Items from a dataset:
>>>>>

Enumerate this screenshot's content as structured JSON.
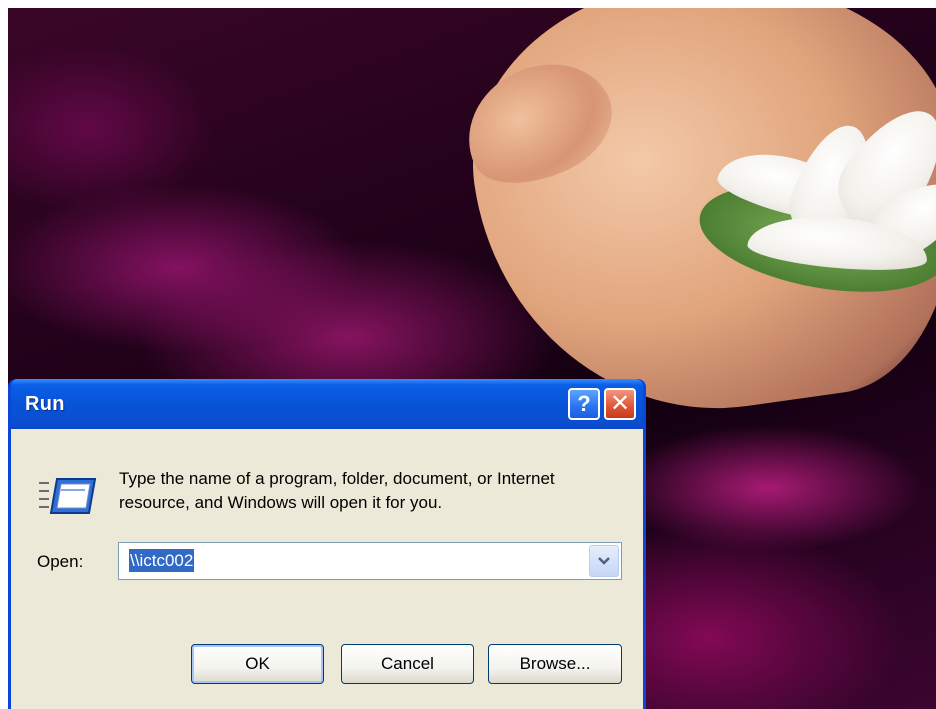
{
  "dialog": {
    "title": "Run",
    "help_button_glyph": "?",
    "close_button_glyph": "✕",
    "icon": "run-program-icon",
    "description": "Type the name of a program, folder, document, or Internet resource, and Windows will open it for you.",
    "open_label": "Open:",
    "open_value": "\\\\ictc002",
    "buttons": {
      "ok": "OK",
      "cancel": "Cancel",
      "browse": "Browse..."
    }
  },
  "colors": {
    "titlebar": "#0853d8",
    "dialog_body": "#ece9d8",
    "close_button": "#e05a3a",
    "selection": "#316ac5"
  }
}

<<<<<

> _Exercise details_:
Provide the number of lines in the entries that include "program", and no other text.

> _Completed task_:
2